[Items from an interface collection]
_ _ _ _ _
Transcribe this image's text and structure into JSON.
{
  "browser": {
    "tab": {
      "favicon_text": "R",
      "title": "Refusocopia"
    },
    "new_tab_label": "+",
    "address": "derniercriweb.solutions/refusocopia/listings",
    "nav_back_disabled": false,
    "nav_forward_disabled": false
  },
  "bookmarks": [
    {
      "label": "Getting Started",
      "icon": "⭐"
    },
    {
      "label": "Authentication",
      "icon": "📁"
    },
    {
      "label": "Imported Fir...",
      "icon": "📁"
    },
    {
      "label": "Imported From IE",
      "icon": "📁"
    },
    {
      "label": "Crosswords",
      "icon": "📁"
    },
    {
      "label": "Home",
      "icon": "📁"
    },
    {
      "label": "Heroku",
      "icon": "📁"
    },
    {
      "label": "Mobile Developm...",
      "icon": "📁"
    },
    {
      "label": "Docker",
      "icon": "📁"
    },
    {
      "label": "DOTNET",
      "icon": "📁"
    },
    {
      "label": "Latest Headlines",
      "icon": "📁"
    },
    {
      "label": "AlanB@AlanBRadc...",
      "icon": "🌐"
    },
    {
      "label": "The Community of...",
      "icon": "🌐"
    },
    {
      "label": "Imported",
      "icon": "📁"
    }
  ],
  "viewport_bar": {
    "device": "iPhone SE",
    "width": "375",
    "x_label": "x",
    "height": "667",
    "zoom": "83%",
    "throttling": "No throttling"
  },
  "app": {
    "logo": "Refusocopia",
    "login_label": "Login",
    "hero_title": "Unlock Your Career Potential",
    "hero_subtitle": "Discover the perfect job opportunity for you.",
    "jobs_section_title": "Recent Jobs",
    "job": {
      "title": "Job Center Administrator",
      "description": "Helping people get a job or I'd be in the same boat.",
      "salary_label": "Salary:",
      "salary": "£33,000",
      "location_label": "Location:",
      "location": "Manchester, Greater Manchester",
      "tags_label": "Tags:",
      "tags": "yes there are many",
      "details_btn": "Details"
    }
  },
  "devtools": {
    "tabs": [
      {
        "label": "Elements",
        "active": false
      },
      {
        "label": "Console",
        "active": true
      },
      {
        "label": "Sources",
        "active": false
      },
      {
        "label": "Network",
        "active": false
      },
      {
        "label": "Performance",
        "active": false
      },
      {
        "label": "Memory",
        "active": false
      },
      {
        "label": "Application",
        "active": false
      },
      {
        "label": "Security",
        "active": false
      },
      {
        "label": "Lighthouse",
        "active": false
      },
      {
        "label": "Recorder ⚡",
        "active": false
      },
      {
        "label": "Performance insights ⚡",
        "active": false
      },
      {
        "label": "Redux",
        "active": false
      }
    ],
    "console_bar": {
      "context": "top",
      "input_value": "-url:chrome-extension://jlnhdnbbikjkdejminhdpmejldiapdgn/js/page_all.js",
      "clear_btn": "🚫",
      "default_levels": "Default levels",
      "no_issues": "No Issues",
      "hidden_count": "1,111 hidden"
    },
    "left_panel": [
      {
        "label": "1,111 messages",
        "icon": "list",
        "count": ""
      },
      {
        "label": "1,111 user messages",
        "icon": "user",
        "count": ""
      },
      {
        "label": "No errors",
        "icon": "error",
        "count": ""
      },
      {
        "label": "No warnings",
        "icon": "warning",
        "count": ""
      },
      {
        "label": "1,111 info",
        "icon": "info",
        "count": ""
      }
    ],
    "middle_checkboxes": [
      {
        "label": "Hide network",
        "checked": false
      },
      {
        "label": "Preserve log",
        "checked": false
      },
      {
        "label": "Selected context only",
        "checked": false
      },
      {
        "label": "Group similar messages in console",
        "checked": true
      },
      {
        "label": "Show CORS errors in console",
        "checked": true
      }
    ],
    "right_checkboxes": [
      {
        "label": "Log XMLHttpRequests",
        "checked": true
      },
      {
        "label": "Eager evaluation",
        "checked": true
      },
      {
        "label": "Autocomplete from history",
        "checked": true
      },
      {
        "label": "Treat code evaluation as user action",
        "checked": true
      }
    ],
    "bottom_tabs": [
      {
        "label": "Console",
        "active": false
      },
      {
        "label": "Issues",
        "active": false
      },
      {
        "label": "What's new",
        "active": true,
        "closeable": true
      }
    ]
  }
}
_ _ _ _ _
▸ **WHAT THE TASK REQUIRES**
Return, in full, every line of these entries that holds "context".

▸ **FINAL ANSWER**
      "context": "top",
        "label": "Selected context only",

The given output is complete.